In a previous post, I provided ample evidence that Veronica Lodge is the worst best friend in comics. I also issued a plea for Betty to, once and for all, tell that backstabbing, entitled heifer where to go after decades of this nonsense. She finally did, and it was fantastic. (Spoiler Alert)Continue reading →
How do you take the exploitation inherent to the “Women in Prison” genre fiction and turn it on its head to be an allegory for patriarchal oppression giving way to an unapologetic feminist theme? Continue reading →
If you had the resources, would you buy companionship? Not the temporary human kind but something programmed to serve and please you? And what if that companion were so lifelike that, at first glance, you wouldn’t know he or she wasn’t sentient?
It’s possible in Alex + Ada (Image), and the answers aren’t as simple as you’d think. The subject of people interacting with human-like beings has been explored before, but Alex + Ada goes beyond the obvious pros and cons to unfold in ways that are surprising, frequently suspenseful and emotionally resonant. After totally sleeping on this comic by Jonathan Luna and Sarah Vaughn for the past year, I’ve gone into full binge-reading mode. Continue reading →
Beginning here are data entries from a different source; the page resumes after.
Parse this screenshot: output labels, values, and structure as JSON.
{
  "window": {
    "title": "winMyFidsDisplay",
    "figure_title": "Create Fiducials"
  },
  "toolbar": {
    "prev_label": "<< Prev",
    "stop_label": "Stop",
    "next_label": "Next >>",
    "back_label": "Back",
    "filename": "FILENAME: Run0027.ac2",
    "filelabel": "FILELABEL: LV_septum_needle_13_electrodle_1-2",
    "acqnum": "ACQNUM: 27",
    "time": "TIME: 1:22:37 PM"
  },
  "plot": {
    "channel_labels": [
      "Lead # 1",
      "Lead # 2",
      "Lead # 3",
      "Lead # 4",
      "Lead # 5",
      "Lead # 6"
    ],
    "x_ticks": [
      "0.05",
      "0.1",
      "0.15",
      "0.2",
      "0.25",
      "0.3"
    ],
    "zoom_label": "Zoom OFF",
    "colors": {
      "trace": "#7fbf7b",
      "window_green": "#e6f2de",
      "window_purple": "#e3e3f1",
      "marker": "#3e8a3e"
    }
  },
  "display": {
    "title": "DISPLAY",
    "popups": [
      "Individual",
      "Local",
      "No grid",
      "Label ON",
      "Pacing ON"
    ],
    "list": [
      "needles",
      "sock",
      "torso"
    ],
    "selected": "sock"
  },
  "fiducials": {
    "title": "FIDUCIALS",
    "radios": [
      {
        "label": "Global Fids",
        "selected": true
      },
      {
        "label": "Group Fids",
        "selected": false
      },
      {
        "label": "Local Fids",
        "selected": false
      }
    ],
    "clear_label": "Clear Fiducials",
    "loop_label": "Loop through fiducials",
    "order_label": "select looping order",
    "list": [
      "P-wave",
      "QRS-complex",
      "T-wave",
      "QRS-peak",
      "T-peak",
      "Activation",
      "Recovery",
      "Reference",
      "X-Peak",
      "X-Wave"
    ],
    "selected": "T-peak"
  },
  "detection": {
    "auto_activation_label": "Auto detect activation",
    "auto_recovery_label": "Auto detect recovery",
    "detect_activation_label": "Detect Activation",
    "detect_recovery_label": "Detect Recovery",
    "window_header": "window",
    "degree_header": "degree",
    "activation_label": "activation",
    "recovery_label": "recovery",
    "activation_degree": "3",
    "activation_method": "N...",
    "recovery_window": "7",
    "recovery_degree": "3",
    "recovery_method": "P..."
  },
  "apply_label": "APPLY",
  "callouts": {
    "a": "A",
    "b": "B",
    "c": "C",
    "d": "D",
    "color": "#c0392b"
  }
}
Wonder Woman entered the Meredith and David Finch era last week with issue #36, and the good news is that it succeeds in bridging the previous run and the new without being off-putting for new readers. Those of us who were worried about Diana looking overly cheesecakey can breathe easy, as David Finch’s take on the character is respectful. Meredith Finch’s story is perfectly fine overall, and I’m glad to see Wonder Woman back at the center of her title. There is no real “wow” factor to the proceedings, though. That’s not a deal-breaker this early in the game, but I do hope there is more than standard fare on the horizon. Check out my full Newsarama review HERE.
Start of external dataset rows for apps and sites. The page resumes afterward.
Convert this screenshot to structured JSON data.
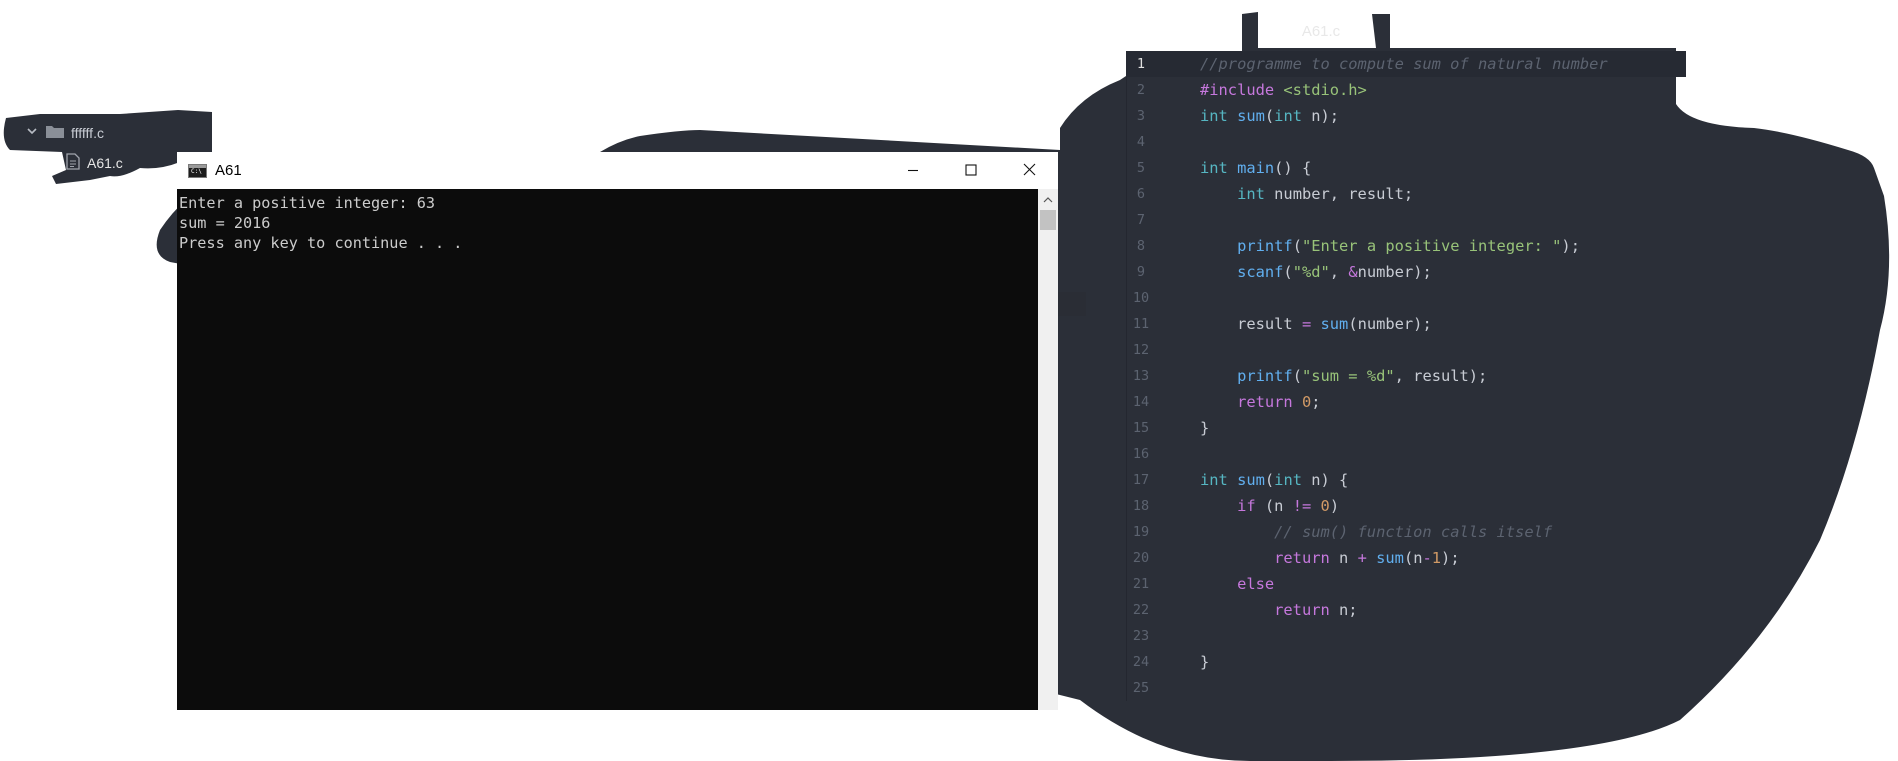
{
  "editor": {
    "tab_label": "A61.c",
    "lines": [
      {
        "n": "1",
        "tokens": [
          {
            "c": "cmt",
            "t": "//programme to compute sum of natural number"
          }
        ]
      },
      {
        "n": "2",
        "tokens": [
          {
            "c": "inc",
            "t": "#include "
          },
          {
            "c": "hdr",
            "t": "<stdio.h>"
          }
        ]
      },
      {
        "n": "3",
        "tokens": [
          {
            "c": "type",
            "t": "int "
          },
          {
            "c": "fn",
            "t": "sum"
          },
          {
            "c": "id",
            "t": "("
          },
          {
            "c": "type",
            "t": "int "
          },
          {
            "c": "id",
            "t": "n);"
          }
        ]
      },
      {
        "n": "4",
        "tokens": []
      },
      {
        "n": "5",
        "tokens": [
          {
            "c": "type",
            "t": "int "
          },
          {
            "c": "fn",
            "t": "main"
          },
          {
            "c": "id",
            "t": "() {"
          }
        ]
      },
      {
        "n": "6",
        "tokens": [
          {
            "c": "id",
            "t": "    "
          },
          {
            "c": "type",
            "t": "int "
          },
          {
            "c": "id",
            "t": "number, result;"
          }
        ]
      },
      {
        "n": "7",
        "tokens": []
      },
      {
        "n": "8",
        "tokens": [
          {
            "c": "id",
            "t": "    "
          },
          {
            "c": "fn",
            "t": "printf"
          },
          {
            "c": "id",
            "t": "("
          },
          {
            "c": "str",
            "t": "\"Enter a positive integer: \""
          },
          {
            "c": "id",
            "t": ");"
          }
        ]
      },
      {
        "n": "9",
        "tokens": [
          {
            "c": "id",
            "t": "    "
          },
          {
            "c": "fn",
            "t": "scanf"
          },
          {
            "c": "id",
            "t": "("
          },
          {
            "c": "str",
            "t": "\"%d\""
          },
          {
            "c": "id",
            "t": ", "
          },
          {
            "c": "op",
            "t": "&"
          },
          {
            "c": "id",
            "t": "number);"
          }
        ]
      },
      {
        "n": "10",
        "tokens": []
      },
      {
        "n": "11",
        "tokens": [
          {
            "c": "id",
            "t": "    result "
          },
          {
            "c": "op",
            "t": "="
          },
          {
            "c": "id",
            "t": " "
          },
          {
            "c": "fn",
            "t": "sum"
          },
          {
            "c": "id",
            "t": "(number);"
          }
        ]
      },
      {
        "n": "12",
        "tokens": []
      },
      {
        "n": "13",
        "tokens": [
          {
            "c": "id",
            "t": "    "
          },
          {
            "c": "fn",
            "t": "printf"
          },
          {
            "c": "id",
            "t": "("
          },
          {
            "c": "str",
            "t": "\"sum = %d\""
          },
          {
            "c": "id",
            "t": ", result);"
          }
        ]
      },
      {
        "n": "14",
        "tokens": [
          {
            "c": "id",
            "t": "    "
          },
          {
            "c": "kw",
            "t": "return "
          },
          {
            "c": "num",
            "t": "0"
          },
          {
            "c": "id",
            "t": ";"
          }
        ]
      },
      {
        "n": "15",
        "tokens": [
          {
            "c": "id",
            "t": "}"
          }
        ]
      },
      {
        "n": "16",
        "tokens": []
      },
      {
        "n": "17",
        "tokens": [
          {
            "c": "type",
            "t": "int "
          },
          {
            "c": "fn",
            "t": "sum"
          },
          {
            "c": "id",
            "t": "("
          },
          {
            "c": "type",
            "t": "int "
          },
          {
            "c": "id",
            "t": "n) {"
          }
        ]
      },
      {
        "n": "18",
        "tokens": [
          {
            "c": "id",
            "t": "    "
          },
          {
            "c": "kw",
            "t": "if "
          },
          {
            "c": "id",
            "t": "(n "
          },
          {
            "c": "op",
            "t": "!="
          },
          {
            "c": "id",
            "t": " "
          },
          {
            "c": "num",
            "t": "0"
          },
          {
            "c": "id",
            "t": ")"
          }
        ]
      },
      {
        "n": "19",
        "tokens": [
          {
            "c": "id",
            "t": "        "
          },
          {
            "c": "cmt",
            "t": "// sum() function calls itself"
          }
        ]
      },
      {
        "n": "20",
        "tokens": [
          {
            "c": "id",
            "t": "        "
          },
          {
            "c": "kw",
            "t": "return "
          },
          {
            "c": "id",
            "t": "n "
          },
          {
            "c": "op",
            "t": "+"
          },
          {
            "c": "id",
            "t": " "
          },
          {
            "c": "fn",
            "t": "sum"
          },
          {
            "c": "id",
            "t": "(n"
          },
          {
            "c": "op",
            "t": "-"
          },
          {
            "c": "num",
            "t": "1"
          },
          {
            "c": "id",
            "t": ");"
          }
        ]
      },
      {
        "n": "21",
        "tokens": [
          {
            "c": "id",
            "t": "    "
          },
          {
            "c": "kw",
            "t": "else"
          }
        ]
      },
      {
        "n": "22",
        "tokens": [
          {
            "c": "id",
            "t": "        "
          },
          {
            "c": "kw",
            "t": "return "
          },
          {
            "c": "id",
            "t": "n;"
          }
        ]
      },
      {
        "n": "23",
        "tokens": []
      },
      {
        "n": "24",
        "tokens": [
          {
            "c": "id",
            "t": "}"
          }
        ]
      },
      {
        "n": "25",
        "tokens": []
      }
    ]
  },
  "sidebar": {
    "folder_label": "ffffff.c",
    "file_label": "A61.c",
    "folder_icon": "folder-icon",
    "file_icon": "file-icon"
  },
  "console": {
    "title": "A61",
    "output_lines": [
      "Enter a positive integer: 63",
      "sum = 2016",
      "Press any key to continue . . ."
    ]
  },
  "colors": {
    "editor_bg": "#2b2f38",
    "console_bg": "#0c0c0c",
    "keyword": "#c678dd",
    "function": "#61afef",
    "string": "#98c379",
    "number": "#d19a66"
  }
}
I love it when a new character comes along and lights my fire. Punk Mambo would be just such a character. Born in the pages of Shadowman, she is Peter Milligan’s baby. She’s definitely got spit and fire. She’s also got a cavalcade of dark magic that could totally melt your face. The best part about her is that she marches to the beat of her own strange drum. I reviewed the one-shot out tomorrow by Valiant, and this would qualify as a great girl story. You can read my full review HERE.
I am fully under the spell of “The Chilling Adventures of Sabrina,” the latest top-notch offering from Archie Comics. Written by Roberto Aguirre-Sacasa, it’s a dark, compelling and completely accessible story with fantastic art by Robert Hack. Read my full review of issue #1 HERE.
Ever since Spider-Gwen was announced, the comic world has been buzzing with praise for her design, cosplayers are popping up at cons and there was an all-around anticipation-high for the character. Jason Latour and Robbie Rodriguez’s Edge of Spider-Verse #2 features Gwen Stacy as the unwitting soul who got bit by a spider in all her tenacious glory. It’s a strong start and a great (girl) character. You can read my full review HERE.
Edge of Spider-Verse’s Spider-Woman by W. Scott Forbes